- Buy AAdvantage miles for as little as 1.73 cents per mile. This is the easiest way of getting miles at the moment for an award. At 1.73 cents per mile, one-way awards between the US and the Middle East or Indian Subcontinent costs just $1,211 before minimal taxes/fees. Award flights all the way down to South Africa would cost just $1,298 before taxes/fees.
Citi / AAdvantage Platinum Select World Elite Mastercard: 50,000 bonus miles after you spend $2,500 in purchases in the first 3 months.
CitiBusiness® / AAdvantage® Platinum Select® World Mastercard®: 65,000 American Airlines AAdvantage® bonus miles after spending $4,000 in purchases within the first 4 months of account opening.
Citi® / AAdvantage® Executive World Elite™ Mastercard®: 50,000 miles after spending $5,000 on purchases within the first 3 months of account opening.
This post was originally published on Dec. 6, 2018 and updated July 25, 2019 with the latest information.
Based on TPG’s most recent valuations, the 50,000 miles are worth $700. In addition, you can earn 10,000 Elite Qualifying Miles (EQMs) toward elite status after spending $40,000 in a calendar year.
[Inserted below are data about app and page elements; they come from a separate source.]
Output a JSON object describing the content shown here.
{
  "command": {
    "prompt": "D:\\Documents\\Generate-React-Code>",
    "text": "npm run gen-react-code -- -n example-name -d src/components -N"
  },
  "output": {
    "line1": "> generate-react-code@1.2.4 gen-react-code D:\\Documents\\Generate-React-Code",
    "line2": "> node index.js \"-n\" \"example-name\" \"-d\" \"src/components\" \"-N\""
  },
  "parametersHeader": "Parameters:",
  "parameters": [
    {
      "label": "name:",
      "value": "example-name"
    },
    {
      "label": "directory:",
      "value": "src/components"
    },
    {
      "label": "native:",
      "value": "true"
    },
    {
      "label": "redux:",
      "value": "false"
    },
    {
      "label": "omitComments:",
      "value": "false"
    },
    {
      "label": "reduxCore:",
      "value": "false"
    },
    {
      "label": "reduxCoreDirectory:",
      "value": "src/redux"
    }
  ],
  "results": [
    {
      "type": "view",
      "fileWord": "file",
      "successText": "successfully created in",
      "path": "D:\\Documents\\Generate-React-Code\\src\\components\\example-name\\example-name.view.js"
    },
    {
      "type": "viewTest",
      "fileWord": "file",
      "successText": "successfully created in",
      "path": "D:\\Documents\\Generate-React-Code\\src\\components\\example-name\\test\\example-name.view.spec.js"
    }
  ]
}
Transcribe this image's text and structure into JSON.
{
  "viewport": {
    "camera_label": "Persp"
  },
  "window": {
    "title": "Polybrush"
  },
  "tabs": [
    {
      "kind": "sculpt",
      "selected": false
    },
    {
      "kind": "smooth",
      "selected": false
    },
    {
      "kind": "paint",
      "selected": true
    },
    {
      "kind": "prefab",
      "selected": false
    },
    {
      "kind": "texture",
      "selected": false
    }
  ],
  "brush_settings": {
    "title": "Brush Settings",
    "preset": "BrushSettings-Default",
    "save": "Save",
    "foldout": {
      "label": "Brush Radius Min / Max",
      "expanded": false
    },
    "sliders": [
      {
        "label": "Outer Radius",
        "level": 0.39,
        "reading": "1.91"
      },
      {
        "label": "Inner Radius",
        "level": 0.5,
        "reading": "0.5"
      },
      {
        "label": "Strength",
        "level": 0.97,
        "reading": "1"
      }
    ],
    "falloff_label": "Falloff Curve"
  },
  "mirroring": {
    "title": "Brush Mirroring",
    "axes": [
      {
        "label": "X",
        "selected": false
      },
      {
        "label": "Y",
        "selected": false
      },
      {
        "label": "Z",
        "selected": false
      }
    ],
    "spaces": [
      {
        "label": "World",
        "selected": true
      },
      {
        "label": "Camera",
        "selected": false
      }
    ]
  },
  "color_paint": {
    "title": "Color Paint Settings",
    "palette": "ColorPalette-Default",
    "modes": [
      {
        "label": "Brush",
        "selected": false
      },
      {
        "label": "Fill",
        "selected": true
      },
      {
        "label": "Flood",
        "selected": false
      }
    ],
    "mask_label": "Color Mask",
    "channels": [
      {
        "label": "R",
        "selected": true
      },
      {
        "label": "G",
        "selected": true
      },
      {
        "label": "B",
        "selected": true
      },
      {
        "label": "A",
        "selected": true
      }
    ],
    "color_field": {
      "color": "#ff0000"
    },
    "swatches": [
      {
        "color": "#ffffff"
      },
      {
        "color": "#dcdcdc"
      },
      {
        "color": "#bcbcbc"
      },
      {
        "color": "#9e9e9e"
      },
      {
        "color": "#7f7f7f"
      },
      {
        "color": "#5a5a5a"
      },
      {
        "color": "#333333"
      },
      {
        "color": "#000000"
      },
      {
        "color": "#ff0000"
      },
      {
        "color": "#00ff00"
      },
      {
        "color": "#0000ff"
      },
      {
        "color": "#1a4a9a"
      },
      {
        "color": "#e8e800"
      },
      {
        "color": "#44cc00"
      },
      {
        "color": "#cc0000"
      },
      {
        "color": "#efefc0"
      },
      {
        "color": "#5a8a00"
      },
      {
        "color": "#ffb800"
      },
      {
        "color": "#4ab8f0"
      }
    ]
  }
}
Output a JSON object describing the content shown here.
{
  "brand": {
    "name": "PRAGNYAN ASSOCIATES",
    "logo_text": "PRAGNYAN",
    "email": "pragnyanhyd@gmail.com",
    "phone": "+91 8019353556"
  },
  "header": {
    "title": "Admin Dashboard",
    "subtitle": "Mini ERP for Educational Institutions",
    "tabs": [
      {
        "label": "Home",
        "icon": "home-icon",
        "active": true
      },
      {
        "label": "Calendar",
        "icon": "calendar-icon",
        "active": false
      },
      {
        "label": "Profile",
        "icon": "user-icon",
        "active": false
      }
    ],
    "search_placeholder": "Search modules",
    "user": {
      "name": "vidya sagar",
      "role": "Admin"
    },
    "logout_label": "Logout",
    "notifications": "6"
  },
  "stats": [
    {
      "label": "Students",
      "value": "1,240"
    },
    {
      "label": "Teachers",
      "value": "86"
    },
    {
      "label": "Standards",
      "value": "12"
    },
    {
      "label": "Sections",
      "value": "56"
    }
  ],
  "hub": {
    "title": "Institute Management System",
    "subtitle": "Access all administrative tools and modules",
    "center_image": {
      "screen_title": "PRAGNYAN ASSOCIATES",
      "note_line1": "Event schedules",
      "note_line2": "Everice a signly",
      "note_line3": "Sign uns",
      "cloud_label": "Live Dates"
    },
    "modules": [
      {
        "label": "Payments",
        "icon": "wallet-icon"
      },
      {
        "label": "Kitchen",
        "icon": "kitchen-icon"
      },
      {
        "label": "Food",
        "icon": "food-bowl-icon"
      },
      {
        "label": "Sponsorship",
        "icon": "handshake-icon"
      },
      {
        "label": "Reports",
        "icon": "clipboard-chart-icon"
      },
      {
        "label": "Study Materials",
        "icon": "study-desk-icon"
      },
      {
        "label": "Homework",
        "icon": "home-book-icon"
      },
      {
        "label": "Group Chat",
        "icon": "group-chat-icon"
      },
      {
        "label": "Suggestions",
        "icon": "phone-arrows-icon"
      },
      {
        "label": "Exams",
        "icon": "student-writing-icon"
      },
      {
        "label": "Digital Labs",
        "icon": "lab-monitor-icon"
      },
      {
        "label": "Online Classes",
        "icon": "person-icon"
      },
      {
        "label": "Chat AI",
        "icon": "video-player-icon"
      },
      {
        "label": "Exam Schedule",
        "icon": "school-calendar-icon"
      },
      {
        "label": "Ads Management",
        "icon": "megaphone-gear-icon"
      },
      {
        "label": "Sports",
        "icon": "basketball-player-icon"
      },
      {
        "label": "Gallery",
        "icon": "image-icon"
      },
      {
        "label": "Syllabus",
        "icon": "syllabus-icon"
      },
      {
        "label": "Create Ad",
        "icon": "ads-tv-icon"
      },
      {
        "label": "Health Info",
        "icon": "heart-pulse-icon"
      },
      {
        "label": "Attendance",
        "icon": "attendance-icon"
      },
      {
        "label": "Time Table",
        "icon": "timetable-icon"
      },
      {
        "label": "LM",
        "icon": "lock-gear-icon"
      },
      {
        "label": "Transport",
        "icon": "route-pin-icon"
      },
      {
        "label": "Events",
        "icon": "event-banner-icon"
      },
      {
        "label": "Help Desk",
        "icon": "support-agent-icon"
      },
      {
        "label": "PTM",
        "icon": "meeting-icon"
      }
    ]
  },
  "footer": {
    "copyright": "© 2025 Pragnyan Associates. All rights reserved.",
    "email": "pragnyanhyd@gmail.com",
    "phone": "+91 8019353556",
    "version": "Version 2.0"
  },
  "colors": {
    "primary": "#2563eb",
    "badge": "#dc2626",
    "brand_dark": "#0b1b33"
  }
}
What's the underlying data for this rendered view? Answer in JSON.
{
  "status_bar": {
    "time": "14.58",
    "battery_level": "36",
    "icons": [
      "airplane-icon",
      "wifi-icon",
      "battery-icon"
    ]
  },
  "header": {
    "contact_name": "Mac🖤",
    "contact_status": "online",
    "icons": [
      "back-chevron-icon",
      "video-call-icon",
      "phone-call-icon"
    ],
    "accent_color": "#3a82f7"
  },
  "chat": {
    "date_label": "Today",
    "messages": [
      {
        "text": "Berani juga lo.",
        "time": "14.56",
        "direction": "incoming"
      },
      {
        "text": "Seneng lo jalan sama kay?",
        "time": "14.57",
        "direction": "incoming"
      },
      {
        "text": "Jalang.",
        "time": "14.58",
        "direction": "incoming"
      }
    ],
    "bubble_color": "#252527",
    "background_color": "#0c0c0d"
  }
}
As of July 23, 2017 this is the only card that offers Admirals Club lounge access so if you are an AA flyer this card might make sense for you. Aside from lounge access the primary cardholder will receive a Global Entry application fee credit every 5 years, first checked bag free for up to 8 travel companions on domestic itineraries and a 25% discount on eligible in-flight purchases on American Airlines flights.
- Earn 50,000 American Airlines AAdvantage® bonus miles after spending $5,000 in purchases within the first 3 months of account opening
- Admirals Club® membership for you and access for up to two guests or immediate family members traveling with you
- Earn 10,000 AAdvantage® Elite Qualifying Miles (EQMs) after you spend $40,000 in purchases within the year
- No Foreign Transaction Fees on purchases
- Earn 2 AAdvantage® miles for every $1 spent on eligible American Airlines purchases and 1 AAdvantage® mile for every $1 spent on other purchases
- First checked bag is free on domestic American Airlines itineraries for you and up to 8 companions traveling with you on the same reservation
- The standard variable APR for Citi Flex Plan is 17.49% - 26.49%, based on your creditworthiness. Citi Flex Plan offers are made available at Citi's discretion.